In operation, taps 130 and 132 monitor traffic flowing into and out of abstracted routing element 200. Taps 130 and 132 monitor, for example, peering communications sessions flowing into and out of border routers 110 and 112, as well as traffic flowing into and out of the border routers.
While node 150 is shown combining data collection, aggregation, correlation, policy discovery, and policy validation, these steps need not be performed in the same physical location. They may be performed at separate locations on a network, or as separate tasks on a node, depending on the implementation chosen.
Data received from taps 130 and 132 is routed to Routing Policy Discovery (RPD) module 170 and Damping Evaluation (DE) module 160 where it is aggregated and correlated.

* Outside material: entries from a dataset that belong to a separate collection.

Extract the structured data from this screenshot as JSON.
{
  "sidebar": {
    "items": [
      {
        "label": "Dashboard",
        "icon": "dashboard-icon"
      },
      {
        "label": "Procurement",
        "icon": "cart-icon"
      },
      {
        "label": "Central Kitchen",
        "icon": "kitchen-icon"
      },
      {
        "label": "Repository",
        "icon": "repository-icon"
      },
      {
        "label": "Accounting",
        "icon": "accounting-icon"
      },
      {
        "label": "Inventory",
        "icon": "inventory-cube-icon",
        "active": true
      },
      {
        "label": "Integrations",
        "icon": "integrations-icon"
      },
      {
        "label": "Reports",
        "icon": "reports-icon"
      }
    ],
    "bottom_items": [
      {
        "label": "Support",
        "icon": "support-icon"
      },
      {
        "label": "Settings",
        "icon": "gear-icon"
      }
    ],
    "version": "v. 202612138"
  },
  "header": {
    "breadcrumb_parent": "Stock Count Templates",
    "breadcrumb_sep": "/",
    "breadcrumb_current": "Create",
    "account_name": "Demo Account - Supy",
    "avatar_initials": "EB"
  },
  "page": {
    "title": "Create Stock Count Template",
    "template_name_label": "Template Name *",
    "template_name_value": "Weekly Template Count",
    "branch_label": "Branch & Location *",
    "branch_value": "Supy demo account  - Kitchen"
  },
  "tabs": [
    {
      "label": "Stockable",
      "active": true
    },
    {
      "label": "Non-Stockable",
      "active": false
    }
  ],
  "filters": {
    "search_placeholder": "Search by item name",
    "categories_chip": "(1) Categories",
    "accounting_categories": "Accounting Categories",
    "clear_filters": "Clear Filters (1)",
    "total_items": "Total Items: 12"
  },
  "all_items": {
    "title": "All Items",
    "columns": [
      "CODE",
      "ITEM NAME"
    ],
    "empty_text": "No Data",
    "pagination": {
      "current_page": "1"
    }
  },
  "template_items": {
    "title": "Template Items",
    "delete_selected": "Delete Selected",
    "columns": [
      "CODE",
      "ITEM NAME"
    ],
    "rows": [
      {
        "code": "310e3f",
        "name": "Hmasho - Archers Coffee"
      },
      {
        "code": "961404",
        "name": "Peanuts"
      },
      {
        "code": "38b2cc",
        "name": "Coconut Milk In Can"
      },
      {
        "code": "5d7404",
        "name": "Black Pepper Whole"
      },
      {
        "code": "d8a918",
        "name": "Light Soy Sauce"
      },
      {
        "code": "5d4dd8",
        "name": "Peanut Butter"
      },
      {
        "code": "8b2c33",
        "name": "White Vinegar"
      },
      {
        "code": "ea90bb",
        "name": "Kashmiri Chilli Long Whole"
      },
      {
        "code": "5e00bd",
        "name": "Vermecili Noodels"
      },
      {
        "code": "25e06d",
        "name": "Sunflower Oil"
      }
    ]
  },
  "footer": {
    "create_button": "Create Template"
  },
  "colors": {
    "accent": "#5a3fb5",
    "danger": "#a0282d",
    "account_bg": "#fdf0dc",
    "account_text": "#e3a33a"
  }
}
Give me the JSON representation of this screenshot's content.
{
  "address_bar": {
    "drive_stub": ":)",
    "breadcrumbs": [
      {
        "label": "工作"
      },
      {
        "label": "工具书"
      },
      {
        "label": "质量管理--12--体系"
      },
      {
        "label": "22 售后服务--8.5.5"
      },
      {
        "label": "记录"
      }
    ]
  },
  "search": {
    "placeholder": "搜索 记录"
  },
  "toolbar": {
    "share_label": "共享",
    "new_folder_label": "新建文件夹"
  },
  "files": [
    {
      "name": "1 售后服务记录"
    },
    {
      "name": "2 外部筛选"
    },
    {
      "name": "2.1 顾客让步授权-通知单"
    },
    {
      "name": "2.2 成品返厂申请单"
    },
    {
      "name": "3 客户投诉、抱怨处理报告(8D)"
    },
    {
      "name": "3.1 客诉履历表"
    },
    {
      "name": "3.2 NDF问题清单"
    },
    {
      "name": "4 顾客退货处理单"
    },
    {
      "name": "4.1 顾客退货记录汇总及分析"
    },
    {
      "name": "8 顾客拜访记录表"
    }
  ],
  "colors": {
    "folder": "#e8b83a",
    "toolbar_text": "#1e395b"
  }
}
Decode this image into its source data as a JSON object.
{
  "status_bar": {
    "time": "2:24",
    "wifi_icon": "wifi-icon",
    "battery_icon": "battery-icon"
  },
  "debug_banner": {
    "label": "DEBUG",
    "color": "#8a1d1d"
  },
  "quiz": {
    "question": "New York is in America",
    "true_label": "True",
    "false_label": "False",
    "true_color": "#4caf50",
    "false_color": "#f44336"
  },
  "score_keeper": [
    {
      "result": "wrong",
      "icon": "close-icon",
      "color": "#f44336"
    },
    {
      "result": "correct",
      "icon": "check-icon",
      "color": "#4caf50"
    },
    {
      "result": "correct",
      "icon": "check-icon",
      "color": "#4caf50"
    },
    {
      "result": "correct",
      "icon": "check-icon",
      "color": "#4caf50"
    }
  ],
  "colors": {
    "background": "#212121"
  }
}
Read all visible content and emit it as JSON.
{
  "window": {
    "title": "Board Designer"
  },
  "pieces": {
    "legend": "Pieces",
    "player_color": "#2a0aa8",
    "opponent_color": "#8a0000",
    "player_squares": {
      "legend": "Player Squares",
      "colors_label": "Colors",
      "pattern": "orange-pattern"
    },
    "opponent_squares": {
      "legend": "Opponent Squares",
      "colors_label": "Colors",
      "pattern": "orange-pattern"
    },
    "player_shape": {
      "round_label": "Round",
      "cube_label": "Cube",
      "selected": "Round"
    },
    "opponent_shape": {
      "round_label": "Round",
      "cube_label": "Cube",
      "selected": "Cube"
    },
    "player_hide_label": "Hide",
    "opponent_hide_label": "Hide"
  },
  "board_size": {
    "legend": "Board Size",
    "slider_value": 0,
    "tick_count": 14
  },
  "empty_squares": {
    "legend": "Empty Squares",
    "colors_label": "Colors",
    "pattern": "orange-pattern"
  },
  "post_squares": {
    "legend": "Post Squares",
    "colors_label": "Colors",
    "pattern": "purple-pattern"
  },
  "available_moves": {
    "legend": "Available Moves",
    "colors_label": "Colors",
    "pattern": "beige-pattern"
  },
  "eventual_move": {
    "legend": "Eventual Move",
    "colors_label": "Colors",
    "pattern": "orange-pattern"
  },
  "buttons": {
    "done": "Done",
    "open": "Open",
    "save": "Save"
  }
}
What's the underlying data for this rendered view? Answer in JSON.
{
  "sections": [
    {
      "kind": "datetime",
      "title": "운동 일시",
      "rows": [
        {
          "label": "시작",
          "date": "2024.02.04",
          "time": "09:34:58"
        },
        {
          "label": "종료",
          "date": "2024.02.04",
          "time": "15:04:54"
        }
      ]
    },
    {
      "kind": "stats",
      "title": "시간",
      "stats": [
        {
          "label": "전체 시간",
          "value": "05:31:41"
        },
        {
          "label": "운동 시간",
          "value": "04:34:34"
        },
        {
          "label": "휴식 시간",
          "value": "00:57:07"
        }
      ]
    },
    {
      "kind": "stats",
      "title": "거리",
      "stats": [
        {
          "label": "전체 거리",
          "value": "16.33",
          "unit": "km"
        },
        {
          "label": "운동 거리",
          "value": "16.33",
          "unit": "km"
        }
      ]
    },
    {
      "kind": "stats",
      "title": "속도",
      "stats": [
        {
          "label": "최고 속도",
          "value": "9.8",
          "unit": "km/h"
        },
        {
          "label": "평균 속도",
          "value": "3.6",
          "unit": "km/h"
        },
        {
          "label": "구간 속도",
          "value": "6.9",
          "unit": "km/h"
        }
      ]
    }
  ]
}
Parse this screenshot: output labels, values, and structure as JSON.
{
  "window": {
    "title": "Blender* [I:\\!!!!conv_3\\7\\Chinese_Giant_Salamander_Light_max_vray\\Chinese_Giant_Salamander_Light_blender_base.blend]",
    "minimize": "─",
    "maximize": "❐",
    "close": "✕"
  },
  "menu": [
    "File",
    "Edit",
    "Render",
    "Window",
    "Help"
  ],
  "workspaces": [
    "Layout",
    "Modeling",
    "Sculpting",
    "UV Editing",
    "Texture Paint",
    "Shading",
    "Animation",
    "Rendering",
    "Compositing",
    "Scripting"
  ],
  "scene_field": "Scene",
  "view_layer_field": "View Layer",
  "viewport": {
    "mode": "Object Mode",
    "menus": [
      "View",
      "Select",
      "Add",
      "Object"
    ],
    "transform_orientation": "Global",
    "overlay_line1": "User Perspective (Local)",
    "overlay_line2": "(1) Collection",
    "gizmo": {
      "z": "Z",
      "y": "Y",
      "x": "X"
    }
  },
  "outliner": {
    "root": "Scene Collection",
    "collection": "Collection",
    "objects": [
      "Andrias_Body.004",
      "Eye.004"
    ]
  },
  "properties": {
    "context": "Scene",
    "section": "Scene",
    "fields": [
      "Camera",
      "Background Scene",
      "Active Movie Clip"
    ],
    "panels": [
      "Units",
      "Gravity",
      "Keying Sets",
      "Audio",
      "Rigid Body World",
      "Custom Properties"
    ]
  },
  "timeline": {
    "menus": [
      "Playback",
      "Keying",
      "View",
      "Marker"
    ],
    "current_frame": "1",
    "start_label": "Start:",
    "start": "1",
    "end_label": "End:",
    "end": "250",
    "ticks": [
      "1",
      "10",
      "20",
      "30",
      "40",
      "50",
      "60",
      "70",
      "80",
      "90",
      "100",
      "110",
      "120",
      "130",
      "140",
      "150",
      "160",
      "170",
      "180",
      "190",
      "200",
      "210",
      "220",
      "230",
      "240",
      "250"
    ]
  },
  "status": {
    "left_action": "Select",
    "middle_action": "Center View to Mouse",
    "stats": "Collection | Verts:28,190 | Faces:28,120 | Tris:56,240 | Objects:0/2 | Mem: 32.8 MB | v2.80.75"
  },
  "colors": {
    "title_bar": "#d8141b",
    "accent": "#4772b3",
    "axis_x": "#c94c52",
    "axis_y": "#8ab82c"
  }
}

RPD module 170 keeps ingress and egress best prefix routes per link and per peer in its tables. If iBGP traffic information is also tapped, then internal best egress and ingress routes are also stored for analysis. iBGP data will provide additional information on how the best routes are selected, because iBGP traffic carries additional attributes such as LocalPref which indicates how external routes should be used. Additionally RPD module 170 keeps per prefix (per peer per link) the last n BGP update messages where n is a configurable parameter. RPD module 170 summarizes this information as discovered routing policy. RPD module 170 deduces routing policies by comparing what prefixes and when were advertised at the ingress points of an AS with prefixes disseminated at the egress points.
DE Module 160 evaluates damping for the entire abstracted network element as well as for individual border routers if iBGP traffic is present. Damping may be evaluated by detecting flapping, repeated advertising and withdrawing of prefixes, at an ingress point of an AS and observing an egress point to observe how the egress router reacts to the flapping. Aggressiveness is measured by how quickly the egress router reacts to flapping. While the algorithms used in damping are well known, such as those specified in RFC 2439, different damping policies may use different parameters. Different prefixes may be damped differently. This requires that DE Module 160 keep historical data on observed flaps and how they are damped on a per-prefix basis. DE Module 160 also feeds evaluated output to RPD module 170 to allow the RPD module to assess which prefixes are blocked intentionally and which are just damped.
Routing Policy Validation (RPV) module 175 accepts user/operator specified routing policy goals and determines if the discovered routing policy from RPD module 170 deviates from those goals. Routing policy goals may include information such as what prefixes are blocked, which are forwarded and to whom, as well as which are aggregated and which are not.
Damping Validation (DV) module 165 similarly compares user/operator specified damping policy goals and determines if the discovered damping policy from DE module 160 deviates from those goals.
Access Control (AC) module 180 allows users to selectively access information. For example, the network operator would like to be able to examine all information such as statistics, discovered policies, and how those policies compare to published policies. Another class of user may be restricted to only accessing the results of the comparison between discovered and published policies. Other users may have access to all information dealing with a range of IP addresses. Access control module 180 checks user privileges of specific prefixes about which the user inquires.